## Task instructions
All lines of the material that contain "kind" must be copied out.

━━━ Records for the exercise ━━━

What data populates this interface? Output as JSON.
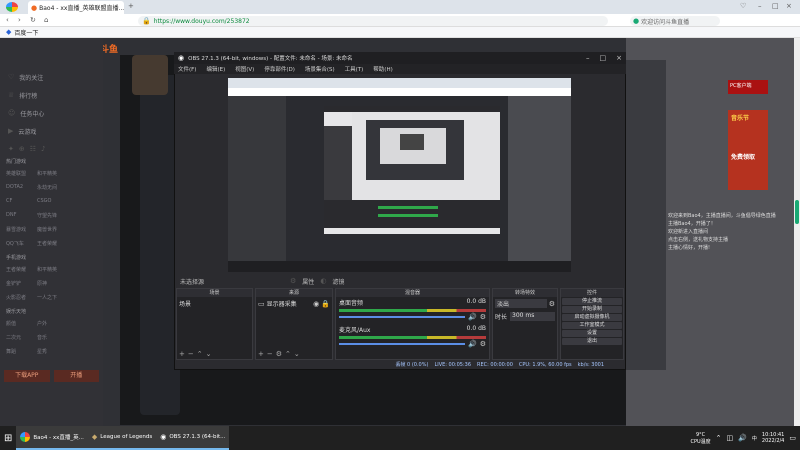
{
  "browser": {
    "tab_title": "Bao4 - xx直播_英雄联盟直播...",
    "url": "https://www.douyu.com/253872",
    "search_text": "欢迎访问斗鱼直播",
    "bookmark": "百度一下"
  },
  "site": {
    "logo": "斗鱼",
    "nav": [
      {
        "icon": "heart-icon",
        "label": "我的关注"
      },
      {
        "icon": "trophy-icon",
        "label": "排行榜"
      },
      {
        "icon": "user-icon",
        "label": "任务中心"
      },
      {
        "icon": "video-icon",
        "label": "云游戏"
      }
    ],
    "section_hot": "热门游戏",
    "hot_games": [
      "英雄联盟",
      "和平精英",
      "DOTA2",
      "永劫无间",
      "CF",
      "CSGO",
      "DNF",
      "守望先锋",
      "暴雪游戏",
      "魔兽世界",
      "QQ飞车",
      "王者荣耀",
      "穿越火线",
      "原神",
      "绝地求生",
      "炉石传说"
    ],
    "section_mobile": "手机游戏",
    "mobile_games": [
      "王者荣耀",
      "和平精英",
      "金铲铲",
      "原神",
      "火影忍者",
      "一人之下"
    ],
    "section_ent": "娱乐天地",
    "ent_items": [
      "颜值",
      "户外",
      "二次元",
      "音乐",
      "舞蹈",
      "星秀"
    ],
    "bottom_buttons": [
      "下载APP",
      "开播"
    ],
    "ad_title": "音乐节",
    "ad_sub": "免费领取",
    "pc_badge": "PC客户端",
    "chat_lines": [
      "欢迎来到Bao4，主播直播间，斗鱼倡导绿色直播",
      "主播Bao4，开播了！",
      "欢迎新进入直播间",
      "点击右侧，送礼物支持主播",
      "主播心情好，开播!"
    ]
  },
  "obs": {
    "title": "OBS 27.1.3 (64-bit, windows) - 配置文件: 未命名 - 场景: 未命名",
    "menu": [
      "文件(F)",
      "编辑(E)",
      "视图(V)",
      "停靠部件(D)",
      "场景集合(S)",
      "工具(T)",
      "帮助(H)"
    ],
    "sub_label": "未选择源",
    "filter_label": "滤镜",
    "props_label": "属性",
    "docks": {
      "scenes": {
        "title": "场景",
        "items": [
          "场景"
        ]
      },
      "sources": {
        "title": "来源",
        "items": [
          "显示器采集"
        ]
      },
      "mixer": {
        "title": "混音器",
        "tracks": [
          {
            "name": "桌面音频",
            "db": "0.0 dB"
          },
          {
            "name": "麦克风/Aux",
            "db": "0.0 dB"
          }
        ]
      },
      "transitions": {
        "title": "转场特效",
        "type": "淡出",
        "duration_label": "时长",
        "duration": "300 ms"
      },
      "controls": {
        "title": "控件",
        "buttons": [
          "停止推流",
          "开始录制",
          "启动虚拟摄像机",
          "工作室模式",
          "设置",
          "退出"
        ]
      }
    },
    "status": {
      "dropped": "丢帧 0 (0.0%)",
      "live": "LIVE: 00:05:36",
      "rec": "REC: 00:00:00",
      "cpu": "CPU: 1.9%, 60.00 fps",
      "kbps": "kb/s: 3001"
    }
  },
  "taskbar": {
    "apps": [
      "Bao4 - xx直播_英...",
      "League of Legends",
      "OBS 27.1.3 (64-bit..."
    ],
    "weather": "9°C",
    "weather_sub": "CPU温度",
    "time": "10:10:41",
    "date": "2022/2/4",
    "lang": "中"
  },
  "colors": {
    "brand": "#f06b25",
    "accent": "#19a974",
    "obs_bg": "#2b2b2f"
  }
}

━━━
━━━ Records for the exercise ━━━

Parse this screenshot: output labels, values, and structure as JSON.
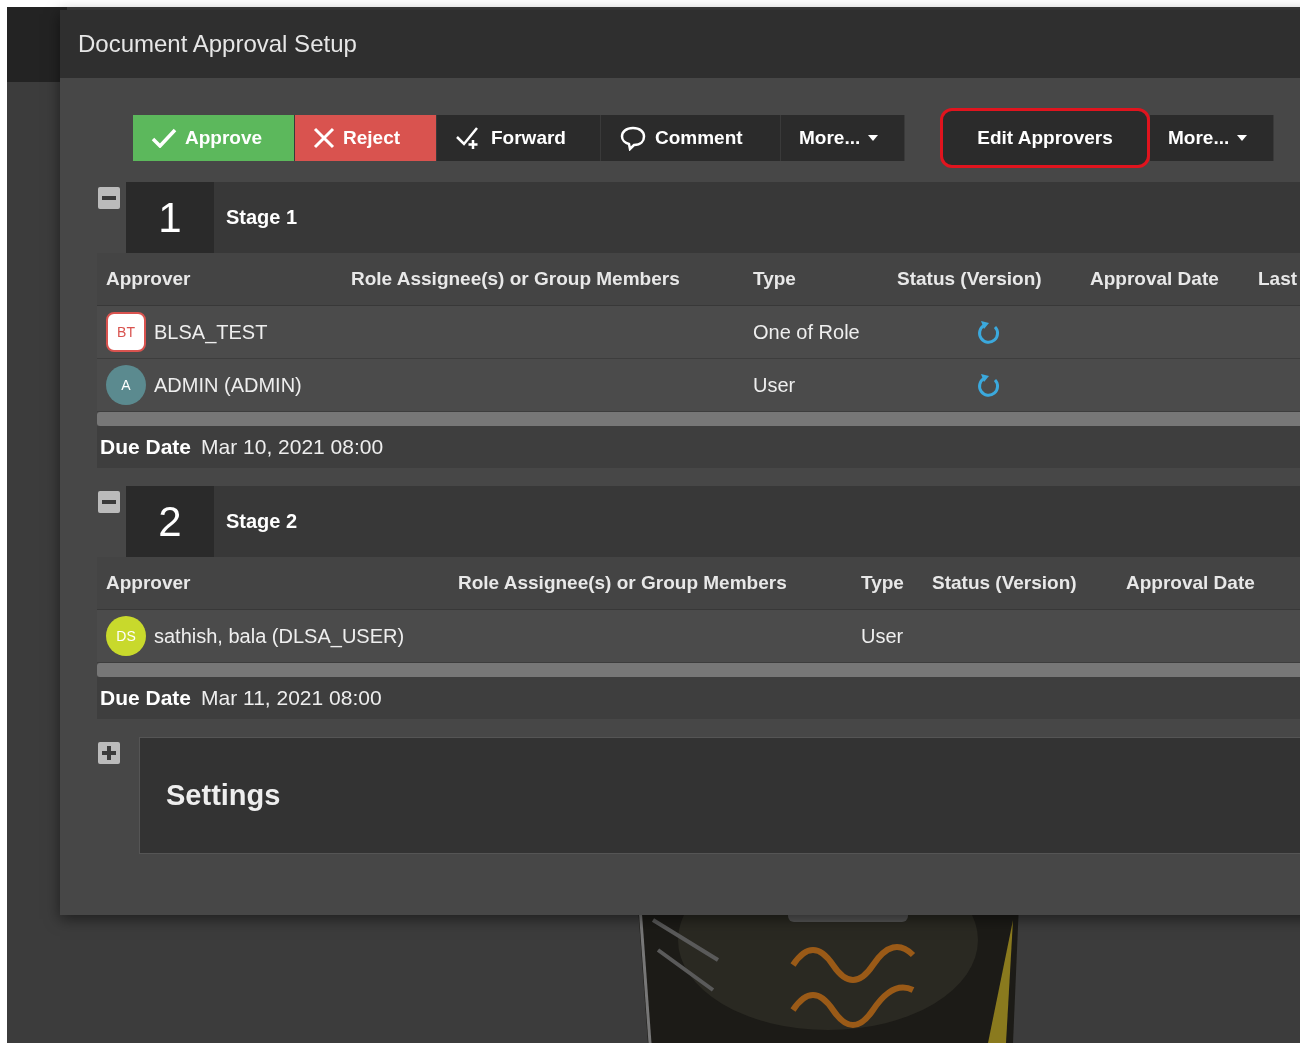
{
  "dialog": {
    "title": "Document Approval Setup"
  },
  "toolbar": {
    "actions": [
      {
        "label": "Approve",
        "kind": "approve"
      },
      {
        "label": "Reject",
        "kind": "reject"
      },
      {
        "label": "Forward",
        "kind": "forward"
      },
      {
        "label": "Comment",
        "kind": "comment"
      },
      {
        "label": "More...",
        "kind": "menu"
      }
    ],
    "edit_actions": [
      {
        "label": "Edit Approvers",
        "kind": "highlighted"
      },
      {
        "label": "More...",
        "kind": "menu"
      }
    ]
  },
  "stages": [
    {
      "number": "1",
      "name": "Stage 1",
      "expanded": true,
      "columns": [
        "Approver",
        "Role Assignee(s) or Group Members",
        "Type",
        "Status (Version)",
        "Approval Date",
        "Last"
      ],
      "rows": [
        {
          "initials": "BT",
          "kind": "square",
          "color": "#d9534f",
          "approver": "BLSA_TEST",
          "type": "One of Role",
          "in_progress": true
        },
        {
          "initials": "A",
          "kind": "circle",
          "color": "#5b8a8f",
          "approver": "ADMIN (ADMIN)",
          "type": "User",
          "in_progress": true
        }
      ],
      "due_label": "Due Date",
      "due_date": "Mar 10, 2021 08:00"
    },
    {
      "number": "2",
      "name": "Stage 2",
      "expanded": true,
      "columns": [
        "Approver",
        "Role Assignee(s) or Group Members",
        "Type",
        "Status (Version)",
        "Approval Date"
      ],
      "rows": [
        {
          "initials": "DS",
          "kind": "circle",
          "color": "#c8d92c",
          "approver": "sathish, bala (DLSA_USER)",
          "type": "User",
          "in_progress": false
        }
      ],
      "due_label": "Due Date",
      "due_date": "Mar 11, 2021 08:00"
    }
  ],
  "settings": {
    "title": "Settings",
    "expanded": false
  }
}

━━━
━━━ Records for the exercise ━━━

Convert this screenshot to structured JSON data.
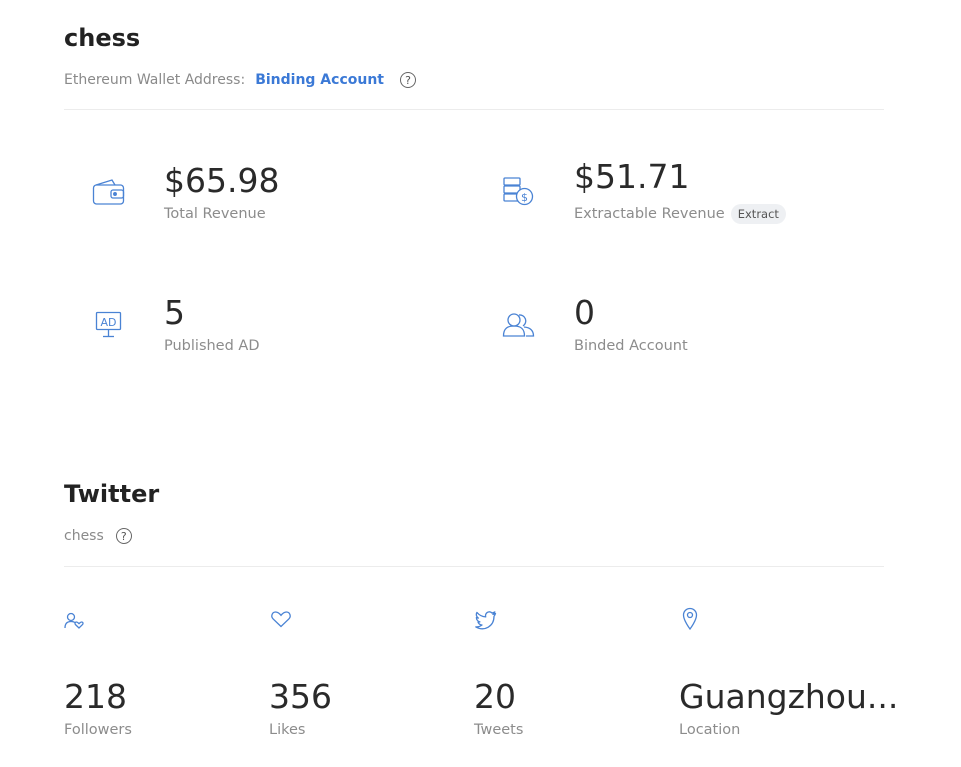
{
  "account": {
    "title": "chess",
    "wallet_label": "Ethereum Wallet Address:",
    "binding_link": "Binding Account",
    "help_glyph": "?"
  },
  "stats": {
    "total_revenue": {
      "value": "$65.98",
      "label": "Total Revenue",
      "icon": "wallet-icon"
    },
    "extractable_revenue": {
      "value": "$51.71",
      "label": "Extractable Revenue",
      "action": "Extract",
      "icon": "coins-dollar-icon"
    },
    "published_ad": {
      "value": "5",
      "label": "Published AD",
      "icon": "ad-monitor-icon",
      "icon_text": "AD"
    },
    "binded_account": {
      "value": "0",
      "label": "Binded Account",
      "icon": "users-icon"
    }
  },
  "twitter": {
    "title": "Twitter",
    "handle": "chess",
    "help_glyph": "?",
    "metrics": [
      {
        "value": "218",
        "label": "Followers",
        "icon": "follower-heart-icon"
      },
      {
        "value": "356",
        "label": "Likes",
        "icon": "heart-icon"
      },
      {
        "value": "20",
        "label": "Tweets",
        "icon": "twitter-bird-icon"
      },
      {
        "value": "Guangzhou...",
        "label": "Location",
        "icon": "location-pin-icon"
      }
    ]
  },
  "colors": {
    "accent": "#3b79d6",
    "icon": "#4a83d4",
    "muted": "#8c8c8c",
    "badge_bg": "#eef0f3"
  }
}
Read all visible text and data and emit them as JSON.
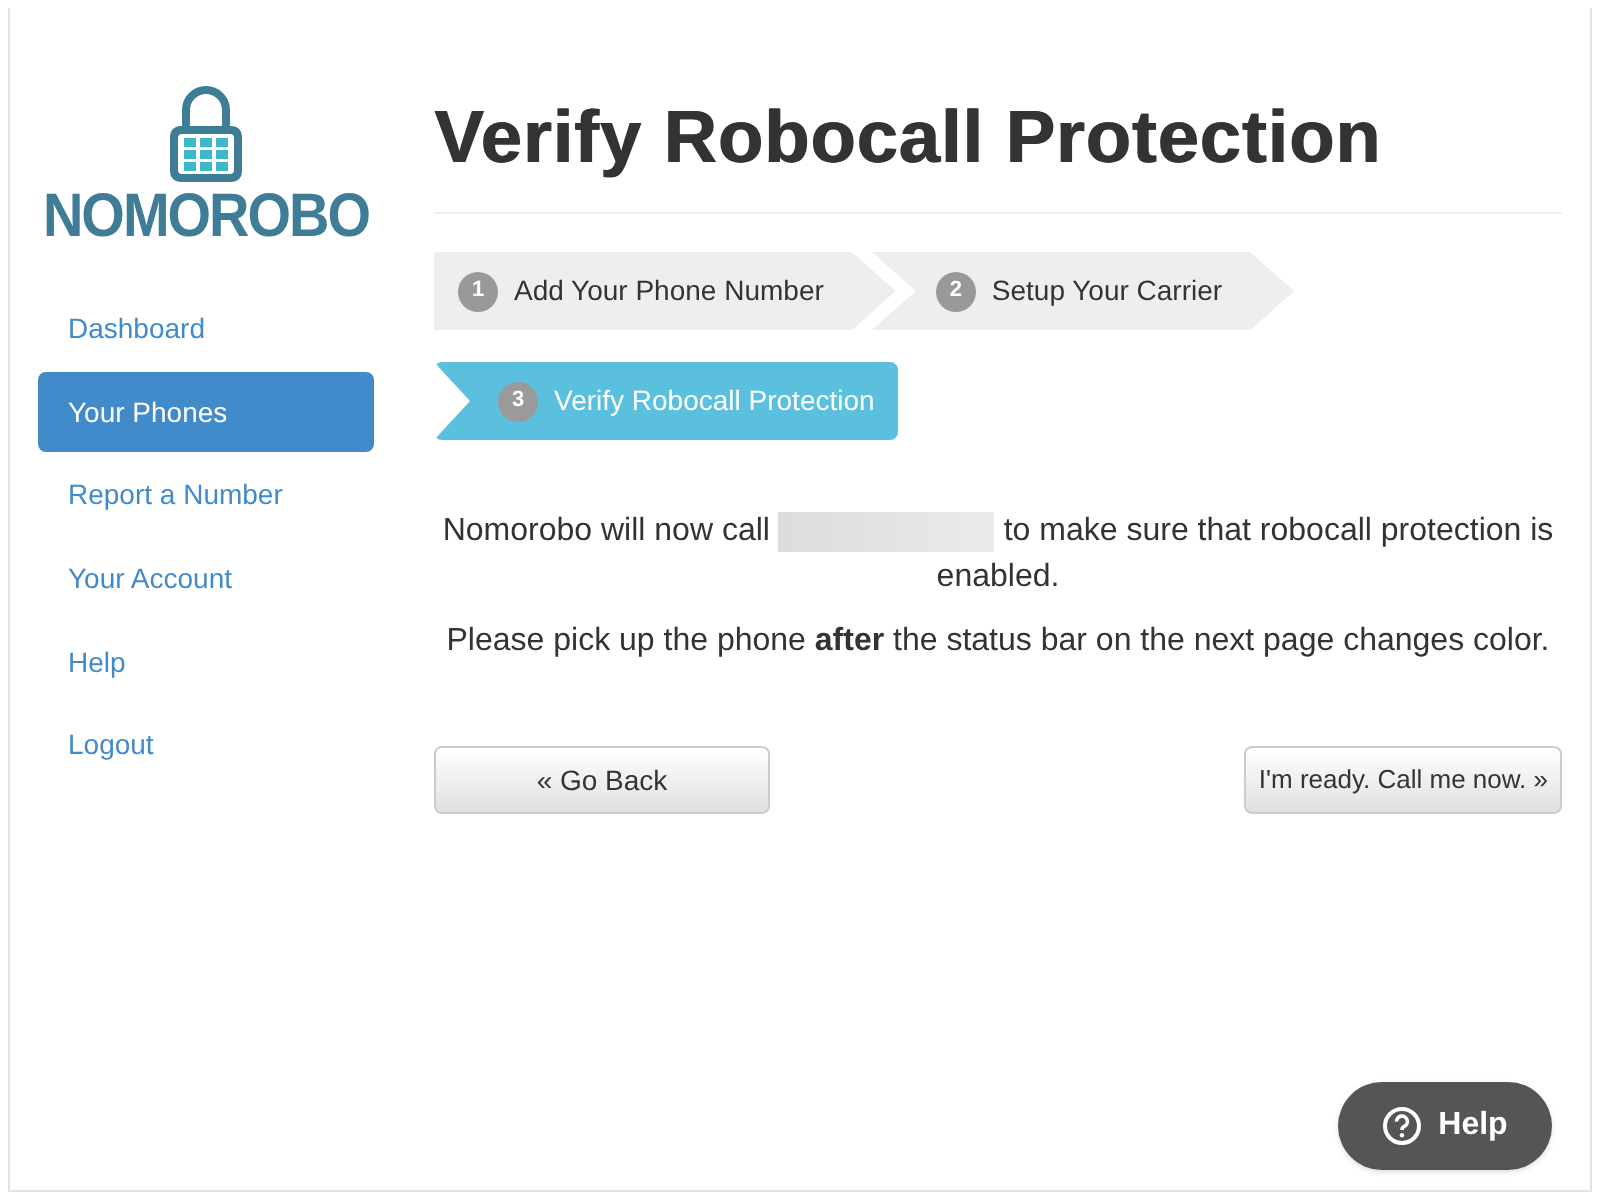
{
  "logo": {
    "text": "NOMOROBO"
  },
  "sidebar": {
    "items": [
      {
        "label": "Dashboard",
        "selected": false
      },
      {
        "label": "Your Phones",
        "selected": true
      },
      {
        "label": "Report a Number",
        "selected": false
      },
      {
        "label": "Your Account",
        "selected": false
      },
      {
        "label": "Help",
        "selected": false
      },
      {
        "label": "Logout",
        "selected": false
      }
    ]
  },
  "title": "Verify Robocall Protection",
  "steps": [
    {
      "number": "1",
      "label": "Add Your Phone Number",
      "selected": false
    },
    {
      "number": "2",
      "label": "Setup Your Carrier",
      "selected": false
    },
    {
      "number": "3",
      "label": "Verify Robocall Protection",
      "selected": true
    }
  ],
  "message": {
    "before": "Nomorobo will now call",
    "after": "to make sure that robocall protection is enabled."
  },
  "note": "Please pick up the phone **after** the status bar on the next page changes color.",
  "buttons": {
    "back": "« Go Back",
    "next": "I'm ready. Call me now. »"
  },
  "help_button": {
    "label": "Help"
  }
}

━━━

## Written solution
        "kind": "approve"
        "kind": "reject"
        "kind": "forward"
        "kind": "comment"
        "kind": "menu"
        "kind": "highlighted"
        "kind": "menu"
          "kind": "square",
          "kind": "circle",
          "kind": "circle",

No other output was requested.